'Gay-straight alliance' clubs OK in Canadian schools


Ontario Premier Dalton McGuinty isn't backing down from law that would allow students to use the word "gay" when naming school clubs.



A Canadian province isn’t backing down from its “gay-straight alliance” law that would allow students to name school clubs despite vocal opposition from religious leaders.

Catholic bishops promised to fight amendments in anti-bullying legislation that give students the power to choose their own club names, but that didn’t deter politicians behind the bill.

“We do everything we can in the confines of our homes to love and respect and accept our children,” Ontario Premier Dalton McGuinty said today, according to The Canadian Press. “We just want to make sure the same kind of atmosphere prevails in publicly funded school systems.”
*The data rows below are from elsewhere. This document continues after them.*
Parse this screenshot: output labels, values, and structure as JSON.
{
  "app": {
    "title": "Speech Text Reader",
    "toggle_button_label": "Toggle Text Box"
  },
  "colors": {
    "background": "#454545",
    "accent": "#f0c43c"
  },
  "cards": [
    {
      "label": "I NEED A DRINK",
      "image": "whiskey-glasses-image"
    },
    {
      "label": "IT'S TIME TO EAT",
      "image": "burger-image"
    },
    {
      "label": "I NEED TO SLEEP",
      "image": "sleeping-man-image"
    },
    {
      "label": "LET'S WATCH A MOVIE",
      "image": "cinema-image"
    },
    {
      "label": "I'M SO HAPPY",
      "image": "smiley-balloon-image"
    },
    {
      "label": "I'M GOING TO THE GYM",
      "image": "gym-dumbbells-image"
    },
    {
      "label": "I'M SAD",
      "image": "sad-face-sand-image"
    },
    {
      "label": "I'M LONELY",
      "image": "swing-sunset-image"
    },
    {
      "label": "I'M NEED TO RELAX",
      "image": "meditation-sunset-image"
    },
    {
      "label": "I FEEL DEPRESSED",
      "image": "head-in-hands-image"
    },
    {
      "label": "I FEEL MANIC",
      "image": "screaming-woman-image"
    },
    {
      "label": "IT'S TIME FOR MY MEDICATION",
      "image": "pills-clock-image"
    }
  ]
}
The proposal sparked a firestorm when politicians said if students want to use the term “gay-straight alliance” for a Catholic school club that battled homophobia, they should be allowed to do so.

Ontario — Canada’s largest province — introduced the Accepting Schools Act last week to create a “safe and accepting climate” in all schools, Education Minister Laurel Broten said, according to CBC.
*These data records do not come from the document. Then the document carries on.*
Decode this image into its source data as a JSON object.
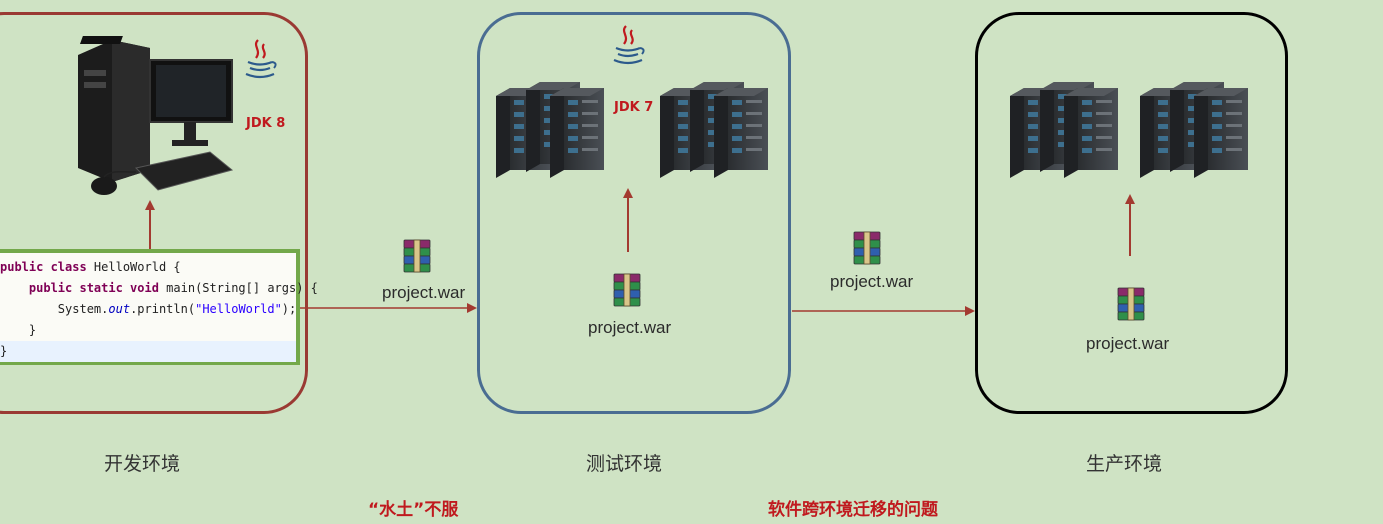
{
  "environments": {
    "dev": {
      "label": "开发环境",
      "jdk": "JDK 8"
    },
    "test": {
      "label": "测试环境",
      "jdk": "JDK 7",
      "war": "project.war"
    },
    "prod": {
      "label": "生产环境",
      "war": "project.war"
    }
  },
  "transfers": {
    "dev_to_test": "project.war",
    "test_to_prod": "project.war"
  },
  "code": {
    "line1_a": "public class ",
    "line1_b": "HelloWorld {",
    "line2_a": "    public static void ",
    "line2_b": "main(String[] args) {",
    "line3_a": "        System.",
    "line3_b": "out",
    "line3_c": ".println(",
    "line3_d": "\"HelloWorld\"",
    "line3_e": ");",
    "line4": "    }",
    "line5": "}"
  },
  "captions": {
    "left": "“水土”不服",
    "right": "软件跨环境迁移的问题"
  },
  "colors": {
    "dev_border": "#9a3a33",
    "test_border": "#4a6d92",
    "prod_border": "#000000",
    "arrow": "#a33a30",
    "caption": "#c0191e",
    "background": "#cfe3c4"
  }
}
The amendments come after two bullied students committed suicide last year.

More from GlobalPost: Bullied children more prone to hurt themselves, study shows
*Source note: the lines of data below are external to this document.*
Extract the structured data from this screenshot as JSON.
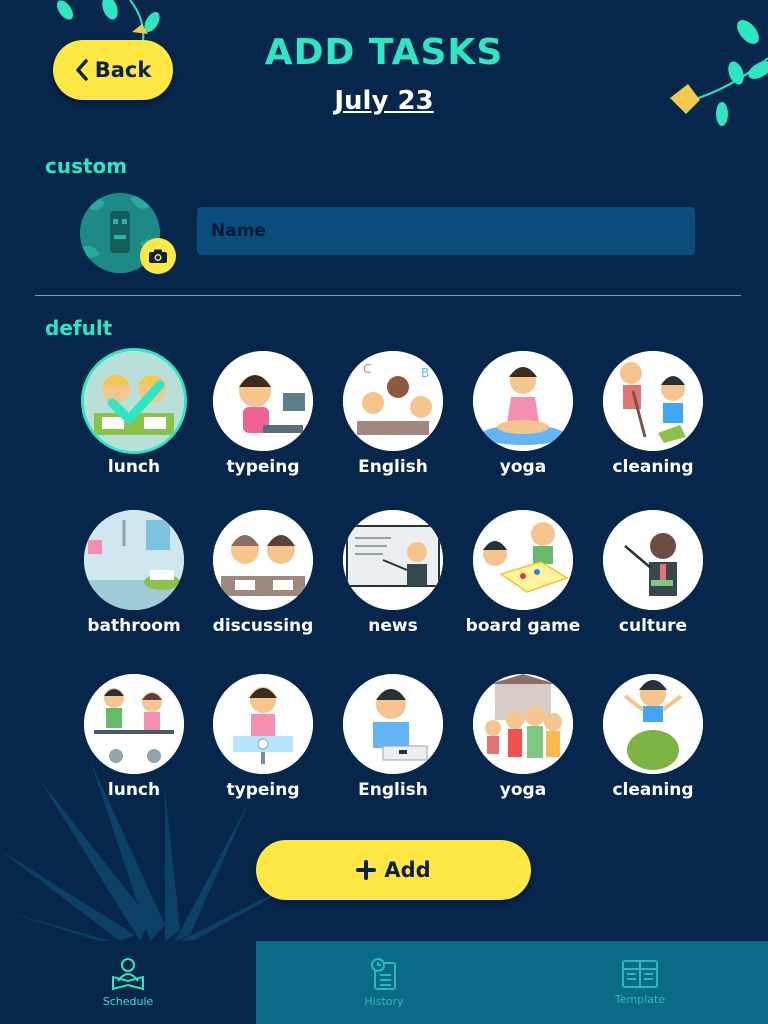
{
  "header": {
    "back_label": "Back",
    "title": "ADD TASKS",
    "date": "July 23"
  },
  "custom": {
    "section_label": "custom",
    "name_placeholder": "Name",
    "name_value": ""
  },
  "defaults": {
    "section_label": "defult",
    "tasks": [
      {
        "label": "lunch",
        "selected": true
      },
      {
        "label": "typeing",
        "selected": false
      },
      {
        "label": "English",
        "selected": false
      },
      {
        "label": "yoga",
        "selected": false
      },
      {
        "label": "cleaning",
        "selected": false
      },
      {
        "label": "bathroom",
        "selected": false
      },
      {
        "label": "discussing",
        "selected": false
      },
      {
        "label": "news",
        "selected": false
      },
      {
        "label": "board game",
        "selected": false
      },
      {
        "label": "culture",
        "selected": false
      },
      {
        "label": "lunch",
        "selected": false
      },
      {
        "label": "typeing",
        "selected": false
      },
      {
        "label": "English",
        "selected": false
      },
      {
        "label": "yoga",
        "selected": false
      },
      {
        "label": "cleaning",
        "selected": false
      }
    ]
  },
  "actions": {
    "add_label": "Add"
  },
  "tabs": [
    {
      "label": "Schedule",
      "icon": "reading-person-icon",
      "active": true
    },
    {
      "label": "History",
      "icon": "clock-document-icon",
      "active": false
    },
    {
      "label": "Template",
      "icon": "template-grid-icon",
      "active": false
    }
  ],
  "colors": {
    "background": "#06264c",
    "accent": "#2ee7c2",
    "button": "#ffe844",
    "input": "#0b4c7c",
    "tab_inactive": "#0b6a86"
  }
}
Broten said the law aims to give students the power to stop bullying and create a welcoming atmosphere in schools.

She said student leaders told her they don’t want principals, parents or trustees making decisions they’re more than capable of making themselves.

“I don’t think there’s anything radical about allowing students to name a club,” Broten told CBC.

Cardinal Thomas Collins, Assembly of Catholic Bishops of Ontario president, accused the minority Liberal government of attacking religious freedoms.

“We all are committed to obeying the law, but we can question whether the law is wise, whether the law is just or whether a law is a kind of intrusion or limiting of religious freedom,” Collins told The Globe and Mail.

The law is expected to pass before the Ontario legislature begins its summer break on June 7.

More from GlobalPost: Teen accused of bullying suicide victim acquitted